It‘s only been the last 4 years that farmers in Keramo region have been bringing their coffee to Daye Bensa station for processing. Until 2017, they processed their coffee in Shantawene village. But their beans were mixed into a local blend there and so it was hard to track down their coffee. However, tasting the coffee individually, it was clear that Keramo stood out for its flavour profile. In order to sell their coffee independently, the farmers began working with Daye Station.
At the stations belonging to Daye Bensa Coffee, lot traceability is extremely important. The books of each harvest or coffee are kept to the smallest detail to ensure the highest possible quality.
When farmers bring their coffee cherries to the washing station, beans are sorted by village there. Each coffee is then dried and stored separately. The individual bags of processed coffee are then labelled with the name of the farm, the lot number and the date of harvest.
Daye Bensa works to improve living conditions in the community and has various fundraising programs. One of these is rewarding farmers based on the amount of coffee they bring in or for year-to-year consistency in quantity. It also rewards workers for their unique role in the drying process. Last but not least, it works with local schools to provide basic supplies such as pencils or notebooks for students.
After harvesting, the cherries are brought to the central processing station, where they are spread out on African beds. The coffee is dried in the shade for several days to reach an optimum moisture content of between 9.5-13%. Station staff rake the beans several times a day (for 15 minutes) to ensure consistent and even drying.
The coffee is very dense and has a high concentration of small beans (screen size 13/14), which is quite unusual and indicates the high altitude at which it is grown.
Ethiopia is considered the cradle of coffee itself and its production is nearly 10% of the country’s gross domestic product. It is estimated that thousands of previously undescribed varieties grow in Ethiopia, making the country the region with the greatest coffee biodiversity in the world.

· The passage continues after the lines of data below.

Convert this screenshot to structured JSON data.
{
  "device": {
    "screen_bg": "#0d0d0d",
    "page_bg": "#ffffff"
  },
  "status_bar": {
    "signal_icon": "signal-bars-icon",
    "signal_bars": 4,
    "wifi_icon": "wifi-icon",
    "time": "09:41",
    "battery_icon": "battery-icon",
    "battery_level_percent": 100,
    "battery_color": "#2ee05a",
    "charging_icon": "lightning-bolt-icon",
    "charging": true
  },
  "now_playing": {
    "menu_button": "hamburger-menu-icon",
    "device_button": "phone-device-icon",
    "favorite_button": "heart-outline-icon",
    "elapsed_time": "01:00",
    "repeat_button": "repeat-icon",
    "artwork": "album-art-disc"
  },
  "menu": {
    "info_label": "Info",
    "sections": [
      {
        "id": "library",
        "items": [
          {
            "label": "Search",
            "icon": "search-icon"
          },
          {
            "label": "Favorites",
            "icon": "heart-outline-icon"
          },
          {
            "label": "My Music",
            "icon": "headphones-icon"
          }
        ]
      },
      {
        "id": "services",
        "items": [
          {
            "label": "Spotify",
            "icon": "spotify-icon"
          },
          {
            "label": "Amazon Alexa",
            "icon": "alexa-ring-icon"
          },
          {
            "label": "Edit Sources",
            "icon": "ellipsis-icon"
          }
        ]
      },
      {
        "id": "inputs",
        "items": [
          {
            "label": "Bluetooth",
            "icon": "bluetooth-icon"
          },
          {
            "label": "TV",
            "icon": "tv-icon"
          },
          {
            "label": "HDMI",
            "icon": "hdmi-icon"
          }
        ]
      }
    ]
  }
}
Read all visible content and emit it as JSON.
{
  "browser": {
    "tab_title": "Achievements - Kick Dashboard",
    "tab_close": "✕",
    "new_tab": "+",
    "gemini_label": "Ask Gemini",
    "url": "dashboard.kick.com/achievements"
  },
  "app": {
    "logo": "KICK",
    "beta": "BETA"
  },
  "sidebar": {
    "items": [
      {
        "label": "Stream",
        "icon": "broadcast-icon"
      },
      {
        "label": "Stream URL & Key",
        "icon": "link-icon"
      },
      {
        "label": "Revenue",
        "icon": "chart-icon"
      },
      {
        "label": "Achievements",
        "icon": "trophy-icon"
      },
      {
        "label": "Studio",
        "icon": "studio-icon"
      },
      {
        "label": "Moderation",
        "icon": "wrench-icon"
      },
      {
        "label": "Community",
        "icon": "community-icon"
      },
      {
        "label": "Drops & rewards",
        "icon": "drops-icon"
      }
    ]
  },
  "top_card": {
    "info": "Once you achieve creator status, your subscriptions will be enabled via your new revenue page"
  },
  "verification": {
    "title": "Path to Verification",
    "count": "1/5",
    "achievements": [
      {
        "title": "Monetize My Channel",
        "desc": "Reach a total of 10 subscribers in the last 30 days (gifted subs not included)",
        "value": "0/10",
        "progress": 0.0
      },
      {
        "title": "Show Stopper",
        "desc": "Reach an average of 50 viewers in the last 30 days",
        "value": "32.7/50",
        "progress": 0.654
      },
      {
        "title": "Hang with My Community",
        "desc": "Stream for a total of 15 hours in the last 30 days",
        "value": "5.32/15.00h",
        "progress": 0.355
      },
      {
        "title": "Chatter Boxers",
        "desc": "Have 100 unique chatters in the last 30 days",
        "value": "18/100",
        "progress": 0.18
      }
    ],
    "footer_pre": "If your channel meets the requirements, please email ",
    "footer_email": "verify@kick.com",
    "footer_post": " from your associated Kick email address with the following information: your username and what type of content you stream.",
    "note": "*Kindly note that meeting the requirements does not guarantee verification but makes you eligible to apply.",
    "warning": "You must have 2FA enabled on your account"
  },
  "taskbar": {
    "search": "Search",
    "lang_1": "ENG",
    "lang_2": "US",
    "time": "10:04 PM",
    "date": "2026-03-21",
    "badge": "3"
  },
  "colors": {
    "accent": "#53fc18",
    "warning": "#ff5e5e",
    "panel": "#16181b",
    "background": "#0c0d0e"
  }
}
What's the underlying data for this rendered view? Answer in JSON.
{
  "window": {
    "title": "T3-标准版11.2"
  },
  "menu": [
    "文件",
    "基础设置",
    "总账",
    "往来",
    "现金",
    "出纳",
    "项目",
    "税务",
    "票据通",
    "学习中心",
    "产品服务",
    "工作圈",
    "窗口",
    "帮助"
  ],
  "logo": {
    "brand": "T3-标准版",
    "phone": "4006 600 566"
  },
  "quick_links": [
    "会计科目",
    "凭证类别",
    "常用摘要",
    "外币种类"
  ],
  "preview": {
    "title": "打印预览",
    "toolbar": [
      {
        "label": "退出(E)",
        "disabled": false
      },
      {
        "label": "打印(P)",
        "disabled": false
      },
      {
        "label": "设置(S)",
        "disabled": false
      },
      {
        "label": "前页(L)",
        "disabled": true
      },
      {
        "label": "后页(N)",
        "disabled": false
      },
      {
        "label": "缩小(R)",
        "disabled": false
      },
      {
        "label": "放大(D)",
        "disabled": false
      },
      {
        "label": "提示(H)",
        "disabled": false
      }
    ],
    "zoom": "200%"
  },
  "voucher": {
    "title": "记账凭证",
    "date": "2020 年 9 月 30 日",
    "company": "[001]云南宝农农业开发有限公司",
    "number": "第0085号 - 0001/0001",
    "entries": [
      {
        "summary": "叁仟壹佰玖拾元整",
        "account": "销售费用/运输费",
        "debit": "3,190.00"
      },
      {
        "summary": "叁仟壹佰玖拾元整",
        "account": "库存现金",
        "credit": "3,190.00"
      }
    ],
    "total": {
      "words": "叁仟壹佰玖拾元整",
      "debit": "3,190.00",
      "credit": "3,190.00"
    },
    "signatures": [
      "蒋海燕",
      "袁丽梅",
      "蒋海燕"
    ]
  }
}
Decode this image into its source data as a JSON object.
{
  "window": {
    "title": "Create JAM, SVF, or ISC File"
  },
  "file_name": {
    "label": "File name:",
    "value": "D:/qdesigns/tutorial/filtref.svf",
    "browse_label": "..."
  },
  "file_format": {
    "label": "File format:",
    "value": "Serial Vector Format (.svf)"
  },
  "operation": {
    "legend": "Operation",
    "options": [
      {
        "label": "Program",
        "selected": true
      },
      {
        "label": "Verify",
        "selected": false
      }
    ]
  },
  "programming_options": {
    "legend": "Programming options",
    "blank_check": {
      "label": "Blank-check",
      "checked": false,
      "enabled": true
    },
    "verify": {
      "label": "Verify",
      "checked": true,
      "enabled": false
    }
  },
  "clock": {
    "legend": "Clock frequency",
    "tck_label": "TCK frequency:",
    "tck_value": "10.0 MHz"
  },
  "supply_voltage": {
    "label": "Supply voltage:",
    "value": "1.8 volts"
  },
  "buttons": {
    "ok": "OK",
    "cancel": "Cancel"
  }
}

Given the historical tradition, the way coffee is grown in Ethiopia, along with the political situation and the local system, it is almost impossible to find single variety lots (parts of the harvest). Although this has slowly started to change in recent years, for the time being the typical designation of coffee varieties from Ethiopia is still Ethiopian heirloom varieties or Ethiopian indigenous varieties. This is also the case with our excellent Keramo coffee.